- [Given data]:
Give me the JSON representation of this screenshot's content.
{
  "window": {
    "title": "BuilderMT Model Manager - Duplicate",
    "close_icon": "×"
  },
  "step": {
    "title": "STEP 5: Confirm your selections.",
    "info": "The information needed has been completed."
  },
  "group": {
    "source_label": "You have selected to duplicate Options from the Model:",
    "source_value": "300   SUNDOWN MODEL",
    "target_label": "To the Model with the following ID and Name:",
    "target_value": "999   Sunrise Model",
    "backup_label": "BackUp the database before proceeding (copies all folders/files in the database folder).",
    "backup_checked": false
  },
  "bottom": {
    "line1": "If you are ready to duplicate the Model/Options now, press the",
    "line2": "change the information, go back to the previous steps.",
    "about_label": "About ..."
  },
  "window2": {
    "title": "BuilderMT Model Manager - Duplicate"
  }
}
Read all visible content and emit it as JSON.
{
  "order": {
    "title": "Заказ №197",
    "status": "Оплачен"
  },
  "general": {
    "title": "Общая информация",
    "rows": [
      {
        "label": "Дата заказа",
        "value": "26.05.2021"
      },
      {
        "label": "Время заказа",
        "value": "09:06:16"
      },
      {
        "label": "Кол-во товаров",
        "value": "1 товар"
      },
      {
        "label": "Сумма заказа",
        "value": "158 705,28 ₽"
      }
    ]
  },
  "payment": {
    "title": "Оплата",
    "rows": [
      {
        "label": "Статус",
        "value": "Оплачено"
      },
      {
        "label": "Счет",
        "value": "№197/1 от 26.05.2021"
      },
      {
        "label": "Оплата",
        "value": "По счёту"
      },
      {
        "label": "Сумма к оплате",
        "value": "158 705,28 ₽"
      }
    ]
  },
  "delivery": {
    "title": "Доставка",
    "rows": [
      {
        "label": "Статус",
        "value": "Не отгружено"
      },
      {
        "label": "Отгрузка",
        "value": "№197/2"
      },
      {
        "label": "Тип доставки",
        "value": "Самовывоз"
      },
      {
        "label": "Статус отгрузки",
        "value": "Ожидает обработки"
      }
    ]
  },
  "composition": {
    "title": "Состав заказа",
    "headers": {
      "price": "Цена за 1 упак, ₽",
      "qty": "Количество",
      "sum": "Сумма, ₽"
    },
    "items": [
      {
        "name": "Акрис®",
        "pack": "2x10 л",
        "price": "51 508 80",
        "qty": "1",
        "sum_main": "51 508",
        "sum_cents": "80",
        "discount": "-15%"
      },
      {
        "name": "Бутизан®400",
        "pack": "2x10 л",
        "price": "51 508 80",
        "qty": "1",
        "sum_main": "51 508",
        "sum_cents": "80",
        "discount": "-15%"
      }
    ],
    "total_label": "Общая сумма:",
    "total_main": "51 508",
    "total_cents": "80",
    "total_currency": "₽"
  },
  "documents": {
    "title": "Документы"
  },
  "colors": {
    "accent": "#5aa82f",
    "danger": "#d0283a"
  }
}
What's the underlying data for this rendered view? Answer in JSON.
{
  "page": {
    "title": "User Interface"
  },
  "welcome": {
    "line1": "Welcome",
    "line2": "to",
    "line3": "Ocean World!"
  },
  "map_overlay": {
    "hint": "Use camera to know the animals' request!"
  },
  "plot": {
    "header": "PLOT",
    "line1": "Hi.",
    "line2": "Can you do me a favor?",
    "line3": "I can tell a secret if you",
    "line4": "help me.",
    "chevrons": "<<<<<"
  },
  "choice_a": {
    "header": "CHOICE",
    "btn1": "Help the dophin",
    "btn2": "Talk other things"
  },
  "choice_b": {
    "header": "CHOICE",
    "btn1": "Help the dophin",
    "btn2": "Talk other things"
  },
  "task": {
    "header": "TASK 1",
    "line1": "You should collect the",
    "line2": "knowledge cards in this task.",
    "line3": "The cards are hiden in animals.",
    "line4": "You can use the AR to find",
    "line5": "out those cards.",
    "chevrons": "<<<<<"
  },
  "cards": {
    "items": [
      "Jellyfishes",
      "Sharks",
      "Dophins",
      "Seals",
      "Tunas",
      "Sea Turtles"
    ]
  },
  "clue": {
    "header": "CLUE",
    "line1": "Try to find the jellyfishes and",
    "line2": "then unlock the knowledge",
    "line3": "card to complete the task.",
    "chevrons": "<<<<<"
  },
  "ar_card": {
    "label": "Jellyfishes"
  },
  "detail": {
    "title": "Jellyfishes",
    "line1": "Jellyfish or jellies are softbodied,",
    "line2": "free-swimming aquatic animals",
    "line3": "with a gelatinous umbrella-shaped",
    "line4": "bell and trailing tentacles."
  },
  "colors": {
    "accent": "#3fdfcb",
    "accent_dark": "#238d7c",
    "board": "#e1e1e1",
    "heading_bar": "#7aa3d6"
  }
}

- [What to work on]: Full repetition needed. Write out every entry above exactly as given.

- [Exercise output]:
Give me the JSON representation of this screenshot's content.
{
  "window": {
    "title": "BuilderMT Model Manager - Duplicate",
    "close_icon": "×"
  },
  "step": {
    "title": "STEP 5: Confirm your selections.",
    "info": "The information needed has been completed."
  },
  "group": {
    "source_label": "You have selected to duplicate Options from the Model:",
    "source_value": "300   SUNDOWN MODEL",
    "target_label": "To the Model with the following ID and Name:",
    "target_value": "999   Sunrise Model",
    "backup_label": "BackUp the database before proceeding (copies all folders/files in the database folder).",
    "backup_checked": false
  },
  "bottom": {
    "line1": "If you are ready to duplicate the Model/Options now, press the",
    "line2": "change the information, go back to the previous steps.",
    "about_label": "About ..."
  },
  "window2": {
    "title": "BuilderMT Model Manager - Duplicate"
  }
}
Read all visible content and emit it as JSON.
{
  "order": {
    "title": "Заказ №197",
    "status": "Оплачен"
  },
  "general": {
    "title": "Общая информация",
    "rows": [
      {
        "label": "Дата заказа",
        "value": "26.05.2021"
      },
      {
        "label": "Время заказа",
        "value": "09:06:16"
      },
      {
        "label": "Кол-во товаров",
        "value": "1 товар"
      },
      {
        "label": "Сумма заказа",
        "value": "158 705,28 ₽"
      }
    ]
  },
  "payment": {
    "title": "Оплата",
    "rows": [
      {
        "label": "Статус",
        "value": "Оплачено"
      },
      {
        "label": "Счет",
        "value": "№197/1 от 26.05.2021"
      },
      {
        "label": "Оплата",
        "value": "По счёту"
      },
      {
        "label": "Сумма к оплате",
        "value": "158 705,28 ₽"
      }
    ]
  },
  "delivery": {
    "title": "Доставка",
    "rows": [
      {
        "label": "Статус",
        "value": "Не отгружено"
      },
      {
        "label": "Отгрузка",
        "value": "№197/2"
      },
      {
        "label": "Тип доставки",
        "value": "Самовывоз"
      },
      {
        "label": "Статус отгрузки",
        "value": "Ожидает обработки"
      }
    ]
  },
  "composition": {
    "title": "Состав заказа",
    "headers": {
      "price": "Цена за 1 упак, ₽",
      "qty": "Количество",
      "sum": "Сумма, ₽"
    },
    "items": [
      {
        "name": "Акрис®",
        "pack": "2x10 л",
        "price": "51 508 80",
        "qty": "1",
        "sum_main": "51 508",
        "sum_cents": "80",
        "discount": "-15%"
      },
      {
        "name": "Бутизан®400",
        "pack": "2x10 л",
        "price": "51 508 80",
        "qty": "1",
        "sum_main": "51 508",
        "sum_cents": "80",
        "discount": "-15%"
      }
    ],
    "total_label": "Общая сумма:",
    "total_main": "51 508",
    "total_cents": "80",
    "total_currency": "₽"
  },
  "documents": {
    "title": "Документы"
  },
  "colors": {
    "accent": "#5aa82f",
    "danger": "#d0283a"
  }
}
What's the underlying data for this rendered view? Answer in JSON.
{
  "page": {
    "title": "User Interface"
  },
  "welcome": {
    "line1": "Welcome",
    "line2": "to",
    "line3": "Ocean World!"
  },
  "map_overlay": {
    "hint": "Use camera to know the animals' request!"
  },
  "plot": {
    "header": "PLOT",
    "line1": "Hi.",
    "line2": "Can you do me a favor?",
    "line3": "I can tell a secret if you",
    "line4": "help me.",
    "chevrons": "<<<<<"
  },
  "choice_a": {
    "header": "CHOICE",
    "btn1": "Help the dophin",
    "btn2": "Talk other things"
  },
  "choice_b": {
    "header": "CHOICE",
    "btn1": "Help the dophin",
    "btn2": "Talk other things"
  },
  "task": {
    "header": "TASK 1",
    "line1": "You should collect the",
    "line2": "knowledge cards in this task.",
    "line3": "The cards are hiden in animals.",
    "line4": "You can use the AR to find",
    "line5": "out those cards.",
    "chevrons": "<<<<<"
  },
  "cards": {
    "items": [
      "Jellyfishes",
      "Sharks",
      "Dophins",
      "Seals",
      "Tunas",
      "Sea Turtles"
    ]
  },
  "clue": {
    "header": "CLUE",
    "line1": "Try to find the jellyfishes and",
    "line2": "then unlock the knowledge",
    "line3": "card to complete the task.",
    "chevrons": "<<<<<"
  },
  "ar_card": {
    "label": "Jellyfishes"
  },
  "detail": {
    "title": "Jellyfishes",
    "line1": "Jellyfish or jellies are softbodied,",
    "line2": "free-swimming aquatic animals",
    "line3": "with a gelatinous umbrella-shaped",
    "line4": "bell and trailing tentacles."
  },
  "colors": {
    "accent": "#3fdfcb",
    "accent_dark": "#238d7c",
    "board": "#e1e1e1",
    "heading_bar": "#7aa3d6"
  }
}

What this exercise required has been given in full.